• Unclassified

Could the mining of mineral resources from asteroids ever become a reality?

... and if so, how could one get those resources safely back to earth?

1 Answer, 2 Replies
Paul B. Huter
Paul B. Huter  replied:

I am a big believer in humen ingenuity and the ability of mankind to continue to explore and "reach for the stars." Those small points of light that have hovered above our heads since the dawn of time have had a special fascination for all of us, and the desire to touch those stars has led to advances in technology in the last century (or so) unlike any technological, scientific, or engineering breakthrough prior.

I also believe in the drive for people to make money. If someone thinks that there is money to be made, they will invest money into a venture. Until recently, there was not a lot of money to be made in space exploration and space travel. However, with advances in "rocket science" and the reduced cost of doing business in getting things to space (although, yes, it is still quite expensive), building a spacecraft and launching a rocket has become something that even small companies are able to do.

And some have said that asteroid mining is the first trillion-dollar industry. What more impetous does one need to make it work than that? If you are the first company to land on an asteroid and bring back gold or nickel or diamonds, you will not only be a huge success from an engineering and technological standpoint, but also from a financial standpoint. And isn't that the aim of any busines - to be the first to market and make a bunch of money?

Now, your question is whether it will become a reality. In short, yes. Will it be a reality in the next couple of years, though? That is a different question. As I stated, the technology exists. There are rockets that can launch a spacecraft (which exist, obviously) to asteroids. NASA and ESA have both done this successfully. Landing on an asteroid is no big deal, as this has been done. (Okay, it is a big deal to land remotely on something the size of a football field while both your spacecraft and the object are hurtling around the sun at tens of thousands of miles and hour, but it is not beyond the technological and engineer capability that the companies seeking to do it have.)

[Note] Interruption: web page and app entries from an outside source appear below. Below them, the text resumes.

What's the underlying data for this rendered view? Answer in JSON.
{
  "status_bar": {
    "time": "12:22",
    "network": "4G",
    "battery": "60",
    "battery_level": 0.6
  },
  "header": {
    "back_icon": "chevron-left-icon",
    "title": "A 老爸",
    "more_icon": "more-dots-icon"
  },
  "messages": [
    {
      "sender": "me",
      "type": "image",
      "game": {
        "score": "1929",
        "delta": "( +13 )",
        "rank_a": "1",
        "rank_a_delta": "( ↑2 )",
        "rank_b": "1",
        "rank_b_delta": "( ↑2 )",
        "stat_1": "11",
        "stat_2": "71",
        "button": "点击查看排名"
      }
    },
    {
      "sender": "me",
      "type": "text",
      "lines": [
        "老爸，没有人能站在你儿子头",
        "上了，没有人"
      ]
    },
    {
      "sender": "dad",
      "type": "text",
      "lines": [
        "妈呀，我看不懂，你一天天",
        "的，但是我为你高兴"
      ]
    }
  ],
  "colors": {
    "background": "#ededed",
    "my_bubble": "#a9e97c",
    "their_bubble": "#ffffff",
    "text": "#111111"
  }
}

Exploration of Mars and the moon by rovers and landers has proven that we can pick stuff up from celestial bodies. The safe return of the Apollo astronauts in the 1960s and 1970s proves we can get home to Earth from those same celestial bodies, and, although the Apollo missions had people onboard to get home, advances in computing technology for space mean that navigating through the solar system to get a bucket of minerals from an asteroid to Earth remotely is not the challenge it was 50 years ago.

Returning from Earth orbit at 25,000+ miles-per-hour will prove challenging, but it is by no means undoable. NASA has demonstrated with the Orion capsule in the last couple of years that heat shield technology will protect a cargo travelling that fast (the approximate speed that an object returning to Earth from an asteroid will be travelling when it hits the atmosphere).

All of the pieces are there, both from an engineering and technological standpoint and from a financial standpoint (the financial drive and backing of investors). Putting those pieces together successfully may be a different story. The companies that are trying to pull this off may have the financial backing and support of entire nations (Luxembourg, to name one), but finding the engineering talent to find the unique solutions that are required to pull these missions off is a different challenge. In my opinion, a lot of these companies are trying very hard to be successful, but the "corporate atmosphere" is not conducive to what a lot of young and innovative engineers are looking for in today's age.

Because it is the highest form of "rocket science" so far, getting to an asteroid, mining it, and returning the resources to Earth will be the biggest engineering challenge that mankind has ever met. It will be done by 2025, if not sooner (if enough money gets thrown at the problem to hire and keep the engineers needed to do it), if not a little sooner. Regardless of when it gets accomplished, it will make someone(s) very wealththy, and completely change the dynamic of mining for humankind, as well as the future of human exploration of the stars.

For more information, please request a call - I have lowered my rates - and I would love the opportunity to discuss this, and anything else, with you.

Anonymous  replied:

Do you think the launch of the Falcon Heavy starts getting us closer to space mining since larger and larger pieces of mining equipment could be sent to space?

Paul B. Huter
Paul B. Huter  replied:
I think that mining in space is going to be driven by the ingenuity of those companies that develop the mining equipment - not by the size of the launch vehicle. A big rocket can launch a big piece of mining equipment, yes. But companies like Planetary Resources are not looking to partner with Caterpillar to launch mining expeditions to the asteroid belt. To develop the proof-of-concept that will be necessary to get the backers to fund future missions, it will be imperative that the companies that build the tools to mine asteroids and comets build small-scale technologies that can be scaled in the future. This means that the Falcon Heavy is not likely to be launching payloads to mine asteroids anytime soon, unless Musk is building those payloads.